The closing bell and a wrap of all the action of Wall Street straight ahead.


LEMON: When people stand their ground, they typically stick to a viewpoint or decision that other people try to talk them out of. From Southwest China comes an innkeeper who fits that description exactly. He's also standing his ground.

CNN's John Vause explains.


JOHN VAUSE, CNN CORRESPONDENT (voice-over): Defiantly standing alone, this two-story brick hotel with only Yung Wu (ph) inside. One man against gargantuan developers and ultimately, the Chinese government. His wife, Wu Ping (ph) has become a national celebrity, mobbed by crowds who gather to show support.

"All of these friends have given me a lot of comfort," she says. This construction site has also become a rallying point for anyone trying to battle big developers. Like this man, who traveled across country.

"I hope the media will be our voice," he told me. "There's so much corruption in local government." Mr. Yang and his wife, Wu Ping, have been fighting a legal battle with builders of a shopping mall in downtown Chongqing for more than two years. They were offered almost half a million U.S. dollars in compensation, a staggering amount by Chinese standards, but Wu Ping wants more.
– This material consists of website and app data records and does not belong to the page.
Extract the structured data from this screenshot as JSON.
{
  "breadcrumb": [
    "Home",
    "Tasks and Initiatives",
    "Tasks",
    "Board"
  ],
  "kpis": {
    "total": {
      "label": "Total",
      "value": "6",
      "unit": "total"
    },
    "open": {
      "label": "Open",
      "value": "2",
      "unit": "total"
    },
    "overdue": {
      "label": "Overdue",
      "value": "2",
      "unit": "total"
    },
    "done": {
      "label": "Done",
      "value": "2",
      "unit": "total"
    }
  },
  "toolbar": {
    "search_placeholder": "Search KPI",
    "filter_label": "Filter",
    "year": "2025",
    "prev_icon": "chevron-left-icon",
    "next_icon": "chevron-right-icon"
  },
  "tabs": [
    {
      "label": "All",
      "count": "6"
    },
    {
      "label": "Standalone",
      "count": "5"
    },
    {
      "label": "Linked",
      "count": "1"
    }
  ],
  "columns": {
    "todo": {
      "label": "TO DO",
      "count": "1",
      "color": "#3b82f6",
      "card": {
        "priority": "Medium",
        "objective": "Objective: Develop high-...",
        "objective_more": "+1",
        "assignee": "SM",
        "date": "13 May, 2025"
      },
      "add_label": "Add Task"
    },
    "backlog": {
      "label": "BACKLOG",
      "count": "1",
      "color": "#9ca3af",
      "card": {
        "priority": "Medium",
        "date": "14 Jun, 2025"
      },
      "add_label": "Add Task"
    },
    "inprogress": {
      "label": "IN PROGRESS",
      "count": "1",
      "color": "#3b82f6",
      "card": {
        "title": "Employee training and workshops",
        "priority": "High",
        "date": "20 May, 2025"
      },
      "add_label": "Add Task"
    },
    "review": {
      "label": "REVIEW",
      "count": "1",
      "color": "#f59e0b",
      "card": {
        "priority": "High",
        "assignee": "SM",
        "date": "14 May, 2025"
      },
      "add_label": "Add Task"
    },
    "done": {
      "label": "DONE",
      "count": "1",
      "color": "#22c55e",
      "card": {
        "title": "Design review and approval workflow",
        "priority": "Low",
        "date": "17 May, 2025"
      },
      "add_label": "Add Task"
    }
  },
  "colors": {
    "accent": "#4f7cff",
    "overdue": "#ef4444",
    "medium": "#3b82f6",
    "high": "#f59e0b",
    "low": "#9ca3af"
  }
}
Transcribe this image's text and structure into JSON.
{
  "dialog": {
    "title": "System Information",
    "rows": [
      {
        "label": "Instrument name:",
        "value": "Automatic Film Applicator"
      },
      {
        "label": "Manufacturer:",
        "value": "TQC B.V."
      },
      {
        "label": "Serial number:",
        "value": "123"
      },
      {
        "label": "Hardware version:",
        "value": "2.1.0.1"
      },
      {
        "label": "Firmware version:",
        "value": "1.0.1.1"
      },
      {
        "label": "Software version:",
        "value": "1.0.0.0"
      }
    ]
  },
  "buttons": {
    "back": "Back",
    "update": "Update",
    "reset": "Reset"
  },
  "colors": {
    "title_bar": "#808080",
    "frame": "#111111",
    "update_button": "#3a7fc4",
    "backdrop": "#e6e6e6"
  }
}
"They want to use money to solve this problem," she says. "But that offer is not good enough." They are holding out for a new property of equal size in the new development. The builders aren't talking publicly, but the mayor's office says they'll never give in to the owner's demands.

(on camera): This building is now totally cut off. No electricity, no running water, and no plumbing. But Wu Ping says despite her husband's ill health, he's determined to stay inside to the very end.

(voice-over): Mr. Yang has been in there for almost two weeks now. Supporters bring him food and water, hoisted up by ropes. The bulldozers could come any day. But while this building continues to stand, many ordinary Chinese have hope that they, too, can stand up to the government.

John Vause, CNN, Chongqing.


WHITFIELD: Now that is standing your ground.

LEMON: Absolutely.